For each line of the data below that contains "outline", return that line.

START Supplied material

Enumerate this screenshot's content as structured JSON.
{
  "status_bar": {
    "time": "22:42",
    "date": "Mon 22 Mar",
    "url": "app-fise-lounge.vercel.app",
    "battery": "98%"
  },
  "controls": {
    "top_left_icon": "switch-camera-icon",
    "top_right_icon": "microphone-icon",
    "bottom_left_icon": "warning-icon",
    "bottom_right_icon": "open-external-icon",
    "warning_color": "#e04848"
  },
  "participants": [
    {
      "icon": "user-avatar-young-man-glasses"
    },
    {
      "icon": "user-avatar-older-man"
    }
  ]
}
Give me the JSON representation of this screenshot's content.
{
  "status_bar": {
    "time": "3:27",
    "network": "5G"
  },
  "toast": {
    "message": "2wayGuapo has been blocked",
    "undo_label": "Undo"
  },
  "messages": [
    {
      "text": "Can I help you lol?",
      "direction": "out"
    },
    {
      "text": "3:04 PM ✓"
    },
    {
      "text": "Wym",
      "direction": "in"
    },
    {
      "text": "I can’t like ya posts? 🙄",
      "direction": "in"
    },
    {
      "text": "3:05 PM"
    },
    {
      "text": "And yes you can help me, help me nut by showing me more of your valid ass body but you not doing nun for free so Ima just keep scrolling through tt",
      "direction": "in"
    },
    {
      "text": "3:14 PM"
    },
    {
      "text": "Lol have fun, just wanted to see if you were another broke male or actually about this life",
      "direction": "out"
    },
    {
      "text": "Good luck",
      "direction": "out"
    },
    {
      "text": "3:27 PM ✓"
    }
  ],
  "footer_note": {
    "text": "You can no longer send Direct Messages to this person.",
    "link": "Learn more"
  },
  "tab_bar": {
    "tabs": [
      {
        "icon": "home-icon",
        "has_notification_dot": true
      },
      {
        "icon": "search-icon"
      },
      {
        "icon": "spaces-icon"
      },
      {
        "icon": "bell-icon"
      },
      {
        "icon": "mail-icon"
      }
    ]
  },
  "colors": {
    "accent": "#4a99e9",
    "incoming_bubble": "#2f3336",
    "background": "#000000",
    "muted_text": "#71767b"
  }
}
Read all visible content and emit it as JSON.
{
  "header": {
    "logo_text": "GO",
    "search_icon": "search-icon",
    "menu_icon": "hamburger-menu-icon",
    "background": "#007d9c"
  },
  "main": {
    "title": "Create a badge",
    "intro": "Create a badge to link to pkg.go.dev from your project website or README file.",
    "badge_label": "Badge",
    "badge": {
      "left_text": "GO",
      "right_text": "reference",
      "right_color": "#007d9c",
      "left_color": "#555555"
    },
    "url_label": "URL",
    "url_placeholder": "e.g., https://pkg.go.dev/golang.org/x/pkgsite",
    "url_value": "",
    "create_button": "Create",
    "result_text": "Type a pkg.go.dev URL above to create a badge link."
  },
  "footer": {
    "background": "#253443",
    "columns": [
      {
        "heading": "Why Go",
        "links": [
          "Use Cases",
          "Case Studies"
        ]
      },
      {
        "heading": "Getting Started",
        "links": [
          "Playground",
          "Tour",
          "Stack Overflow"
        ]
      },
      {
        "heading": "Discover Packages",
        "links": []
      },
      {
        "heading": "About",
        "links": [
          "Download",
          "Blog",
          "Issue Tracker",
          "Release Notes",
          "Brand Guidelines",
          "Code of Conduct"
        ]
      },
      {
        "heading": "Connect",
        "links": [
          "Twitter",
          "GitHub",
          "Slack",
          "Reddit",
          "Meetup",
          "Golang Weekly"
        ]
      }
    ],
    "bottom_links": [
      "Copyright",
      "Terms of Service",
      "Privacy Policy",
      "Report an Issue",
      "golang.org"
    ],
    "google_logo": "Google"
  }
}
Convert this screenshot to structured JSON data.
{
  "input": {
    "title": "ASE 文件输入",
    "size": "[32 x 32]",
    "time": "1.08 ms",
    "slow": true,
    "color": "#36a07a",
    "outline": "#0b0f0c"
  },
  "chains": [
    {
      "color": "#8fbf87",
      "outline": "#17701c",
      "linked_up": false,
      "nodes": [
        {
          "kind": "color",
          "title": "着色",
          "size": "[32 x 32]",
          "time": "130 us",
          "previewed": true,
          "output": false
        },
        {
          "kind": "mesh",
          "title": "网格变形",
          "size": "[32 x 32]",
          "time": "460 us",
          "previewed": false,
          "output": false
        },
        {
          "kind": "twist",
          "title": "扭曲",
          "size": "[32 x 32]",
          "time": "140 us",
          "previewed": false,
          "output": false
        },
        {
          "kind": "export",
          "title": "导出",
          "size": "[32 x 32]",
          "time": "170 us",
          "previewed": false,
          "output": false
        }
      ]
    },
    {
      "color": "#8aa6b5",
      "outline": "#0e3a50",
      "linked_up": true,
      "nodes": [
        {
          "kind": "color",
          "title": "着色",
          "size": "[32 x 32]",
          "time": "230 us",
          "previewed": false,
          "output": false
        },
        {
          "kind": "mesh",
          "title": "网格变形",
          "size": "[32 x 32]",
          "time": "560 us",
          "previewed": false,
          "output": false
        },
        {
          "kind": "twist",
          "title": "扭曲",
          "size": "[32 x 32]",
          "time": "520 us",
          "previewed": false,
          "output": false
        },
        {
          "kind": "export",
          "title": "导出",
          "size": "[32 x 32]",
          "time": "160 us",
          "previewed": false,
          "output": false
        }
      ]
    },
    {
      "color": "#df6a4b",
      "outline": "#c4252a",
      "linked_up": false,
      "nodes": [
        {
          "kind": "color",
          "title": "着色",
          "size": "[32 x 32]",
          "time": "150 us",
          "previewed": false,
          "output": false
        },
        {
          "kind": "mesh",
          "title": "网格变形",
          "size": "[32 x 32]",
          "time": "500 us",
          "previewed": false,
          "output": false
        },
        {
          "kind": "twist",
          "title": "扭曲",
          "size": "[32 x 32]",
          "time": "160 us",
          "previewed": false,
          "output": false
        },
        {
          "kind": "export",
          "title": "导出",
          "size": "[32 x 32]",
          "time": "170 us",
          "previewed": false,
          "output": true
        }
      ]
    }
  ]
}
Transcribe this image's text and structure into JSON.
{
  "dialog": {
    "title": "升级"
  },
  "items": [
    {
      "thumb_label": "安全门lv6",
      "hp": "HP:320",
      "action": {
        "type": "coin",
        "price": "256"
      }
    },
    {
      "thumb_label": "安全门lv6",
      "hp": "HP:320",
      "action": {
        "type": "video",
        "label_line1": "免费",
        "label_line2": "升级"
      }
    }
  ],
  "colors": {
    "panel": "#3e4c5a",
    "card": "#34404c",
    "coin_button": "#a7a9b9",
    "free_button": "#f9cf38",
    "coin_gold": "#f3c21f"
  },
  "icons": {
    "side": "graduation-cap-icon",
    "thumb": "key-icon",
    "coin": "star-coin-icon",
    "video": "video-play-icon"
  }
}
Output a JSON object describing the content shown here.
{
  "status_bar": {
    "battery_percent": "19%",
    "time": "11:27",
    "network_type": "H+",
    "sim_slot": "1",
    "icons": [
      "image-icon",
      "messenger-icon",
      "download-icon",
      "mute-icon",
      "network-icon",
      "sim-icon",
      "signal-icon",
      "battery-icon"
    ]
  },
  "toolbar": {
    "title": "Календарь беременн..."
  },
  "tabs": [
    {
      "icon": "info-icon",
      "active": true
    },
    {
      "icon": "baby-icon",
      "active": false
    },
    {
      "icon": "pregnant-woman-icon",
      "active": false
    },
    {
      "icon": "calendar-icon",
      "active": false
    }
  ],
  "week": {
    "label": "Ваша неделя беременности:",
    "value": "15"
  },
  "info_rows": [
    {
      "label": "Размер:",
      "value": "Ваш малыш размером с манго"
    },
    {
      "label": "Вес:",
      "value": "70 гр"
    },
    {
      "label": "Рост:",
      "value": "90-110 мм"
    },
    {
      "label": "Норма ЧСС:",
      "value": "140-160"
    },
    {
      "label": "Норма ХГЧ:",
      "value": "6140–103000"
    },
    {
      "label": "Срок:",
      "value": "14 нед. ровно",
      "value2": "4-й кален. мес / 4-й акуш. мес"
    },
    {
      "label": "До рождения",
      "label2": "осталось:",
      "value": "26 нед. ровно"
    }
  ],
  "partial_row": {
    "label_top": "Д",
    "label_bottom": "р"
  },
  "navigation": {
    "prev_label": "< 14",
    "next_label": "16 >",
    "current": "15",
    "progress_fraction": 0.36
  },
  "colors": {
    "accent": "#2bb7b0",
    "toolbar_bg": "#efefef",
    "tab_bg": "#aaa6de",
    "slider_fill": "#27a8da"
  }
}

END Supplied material

__Task result__.
    "outline": "#0b0f0c"
      "outline": "#17701c",
      "outline": "#0e3a50",
      "outline": "#c4252a",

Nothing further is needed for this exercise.